The main property, located at 444 Pritham Avenue, Greenville Junction, features a grand residence, carriage house, barn and extensive gardens, the cornerstone of which is the Eveleth-Crafts-Sheridan Historical House.
Once a part of the storied Moosehead Inn property, this 1890s mansion was generously donated to the Historical Society by distinguished local entrepreneurs, Julia and Philip Crafts Sheridan. The house, open for guided tours Wednesday through Friday, between mid June and early October, from 1:00 to 4:00 PM, offers a wide variety of permanent and annually changing exhibits affording a fascinating glimpse into the daily life in this remote, yet economically significant, northwoods region of Maine.
Visitors approach the mansion via the large wraparound veranda and enter, as any important visitors would, via the front door where they are greeted in the foyer and introduced to both the home and the residents for whom the house is named.
Interpreters in period costume guide visitors on their journey back in time through the classic parlor, grand formal dining room, butler’s pantry, and large kitchen, describing and explaining the many curious and often unfamiliar objects on display, while offering insight into the history of its residents, guests, and influential local families.
Ascending to the second floor visitors will find four bedrooms and two baths, furnished and decorated in period style, and complimented by displays depicting a variety of vintage clothing, activities and leisure pastimes.
Among the most popular is the “Be Our Guest” bedroom featuring artifacts and memorabilia from families whose forebears have been residents of the area for generations. Equally popular is “Oliver’s Room,” once the private domain of Oliver Crafts who tragically died at a young age, which now offers exhibits and displays of a masculine nature including wartime service, “sporting” activities such as hunting and fishing, and typical area employment endeavors from years gone by.
Among the most appreciated favorable comments received is that, unlike so many historic homes, the entire Eveleth-Crafts-Sheridan house is open to view. Even the attic, which once served as servant quarters and now functions as a storage facility for textiles, hats, and foot wear is open to view should visitors express an interest.
In addition to the mansion, we proudly offer other permanent and changing exhibits, one of which includes The 1880’s Kitchen. The 1880’s Kitchen offers a wonderful collection of old-time kitchen utensils, appliances, and furnishings. Step into this replica of the past and you can almost smell the beans, biscuits, and pies baking in the 1875 wood-burning cook stove.
The Carriage House
The three story building, once the estate’s carriage house, is now home to the museums’ office, library, extensive research files and photographs, paintings, and additional displays including an extraordinary collection of models of many of the steam vessels, both private and commercial, that once plied the waters of Moosehead Lake.
It also houses Moosehead’s Lumberman’s Museum.
The Lumberman’s Museum showcases the history of timber harvesting in the Moosehead region from tools – axes, crosscut saws, pike poles, and Peaveys – to life in camp, to the highly dangerous river drives. The artifacts and photos on display detail the character of the industry over a period of more than one hundred years.

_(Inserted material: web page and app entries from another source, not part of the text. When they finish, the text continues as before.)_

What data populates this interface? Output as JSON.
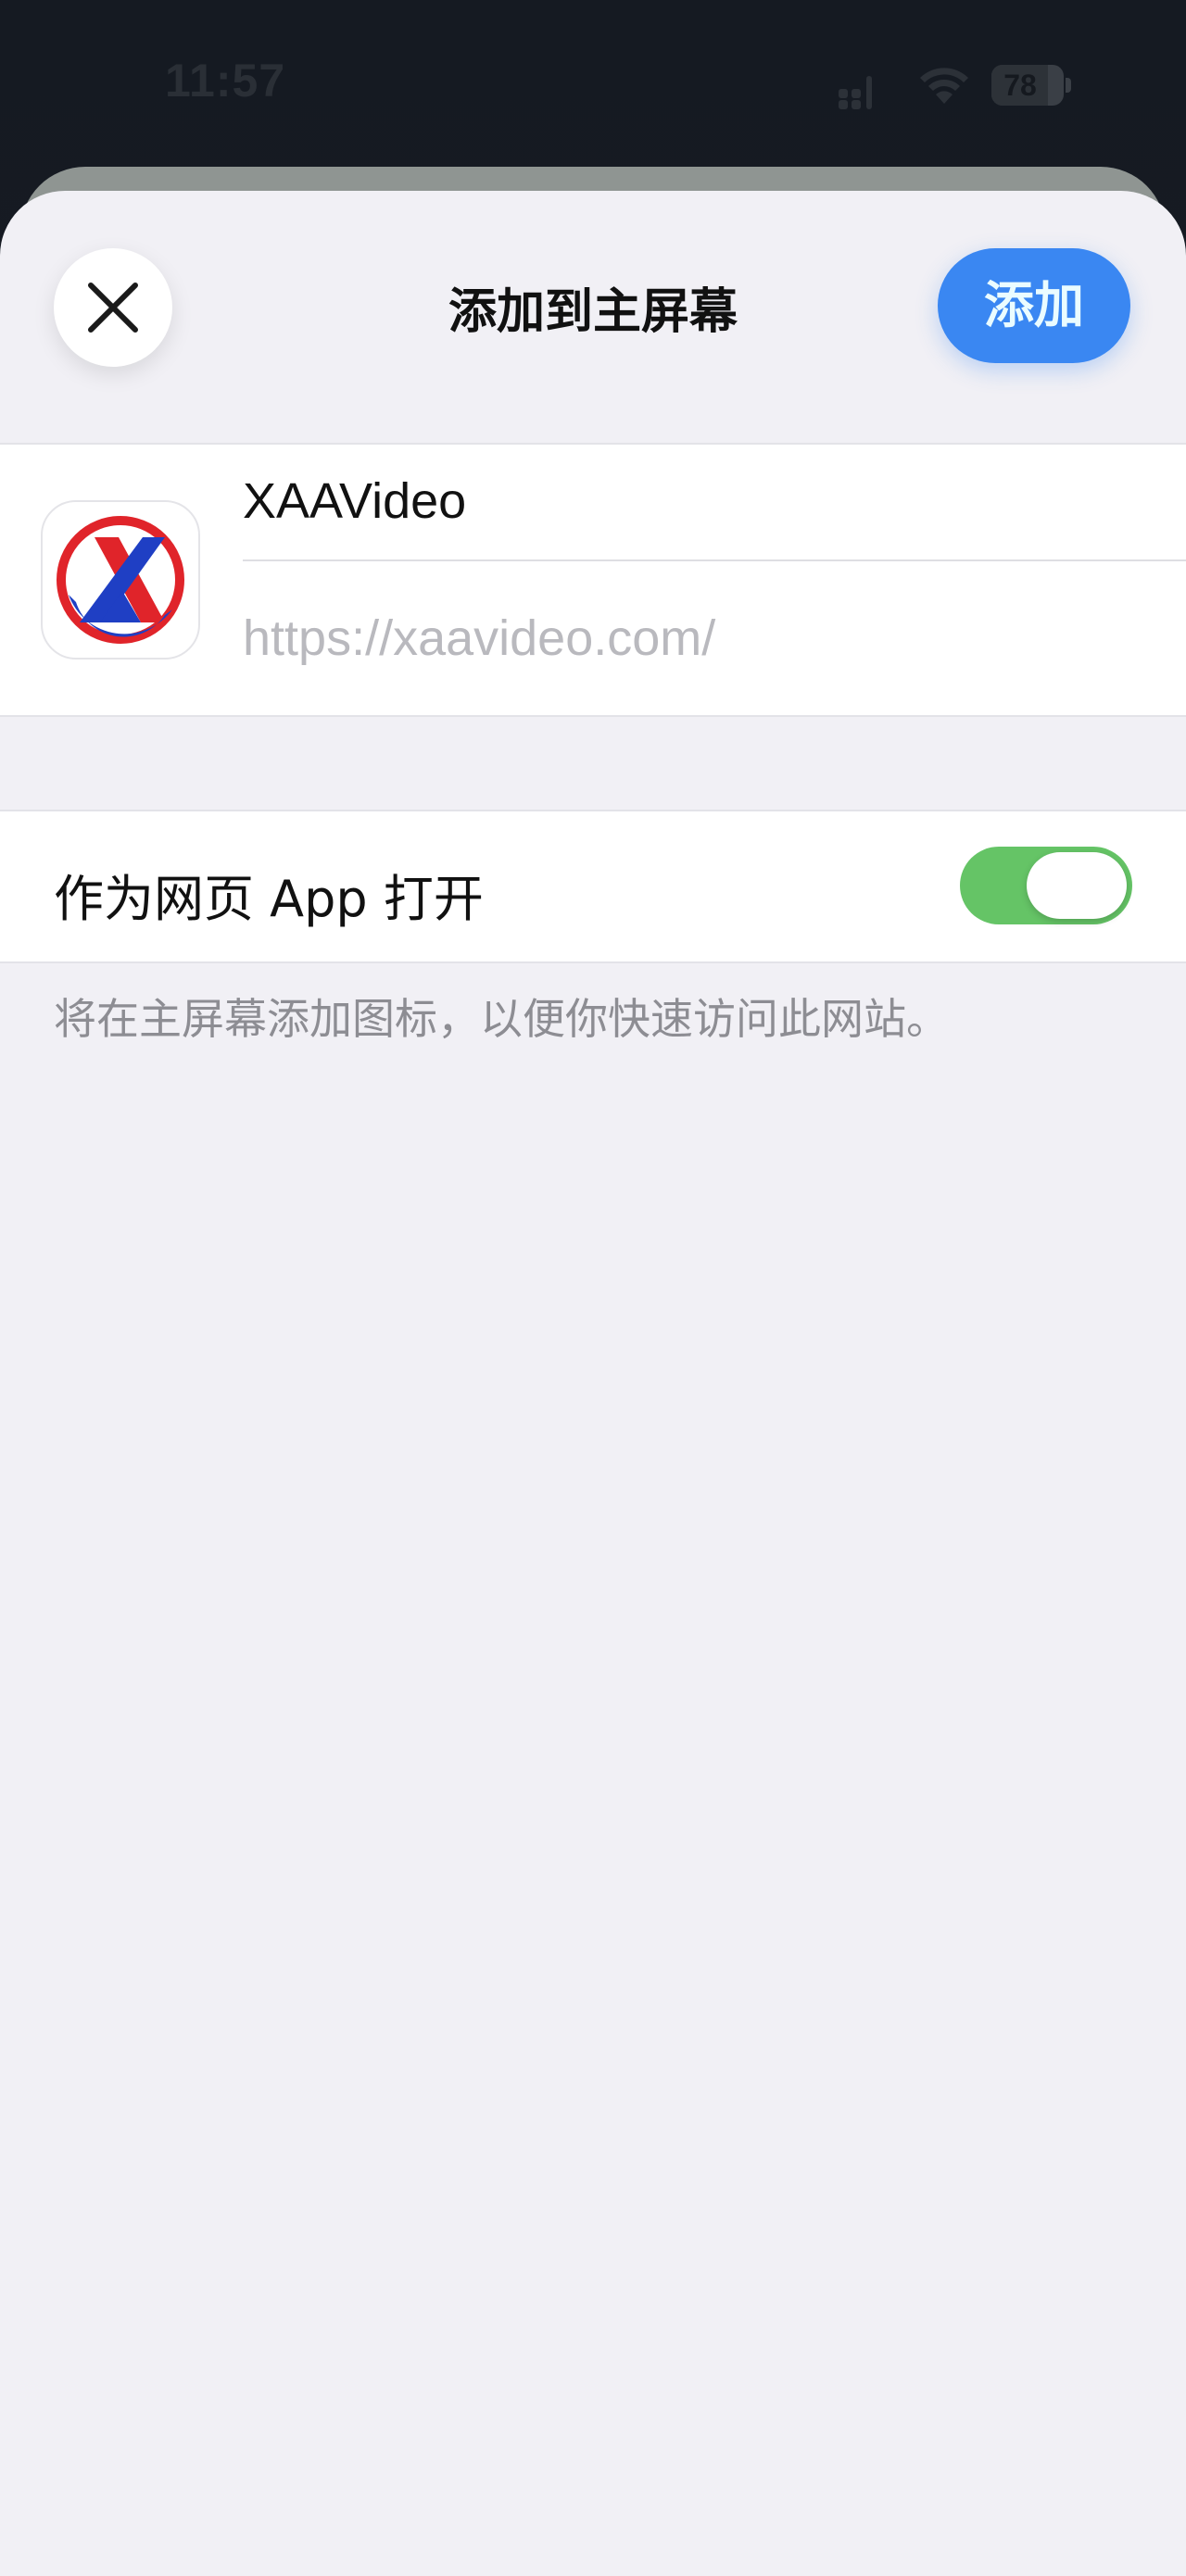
{
  "status_bar": {
    "time": "11:57",
    "battery_level": "78",
    "battery_fraction": 0.78,
    "icons": [
      "signal-icon",
      "wifi-icon",
      "battery-icon"
    ]
  },
  "sheet": {
    "title": "添加到主屏幕",
    "close_icon": "close-icon",
    "add_label": "添加"
  },
  "app": {
    "name": "XAAVideo",
    "url": "https://xaavideo.com/",
    "icon": "app-logo-icon"
  },
  "web_app_toggle": {
    "label": "作为网页 App 打开",
    "on": true
  },
  "footer": {
    "note": "将在主屏幕添加图标，以便你快速访问此网站。"
  },
  "colors": {
    "accent": "#3a87f2",
    "toggle_on": "#65c466",
    "sheet_bg": "#f1f0f5",
    "logo_red": "#e0242a",
    "logo_blue": "#1f3fc4"
  }
}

The centerpiece of the Lumberman’s Museum is an impressive 30-foot Kennebec bateau that once plied the waters of the Roach River during the late days of theMoosehead Lake -Kennebec River log drives.
The remaining building at the Eveleth-Crafts-Sheridan property is the Barn. New in 2019 will be the unveiling of a permanent exhibition titled “Moosehead’s Outdoor Heritage: A Sporting Paradise.” Outdoors will tell the remarkable cultural heritage of Moosehead’s outdoors experience, from the guides who worked on Mt. Kineo to the history of the sporting economy that defines the Lake region, up through today.
Gardens and Grounds
Volunteers have done an exceptional job of restoring the gardens. From June to October, the gardens provide a restful, peaceful spot to sit where we often see visitors with their lunch in the sunken garden or strolling the grounds admiring the flowers and garden art.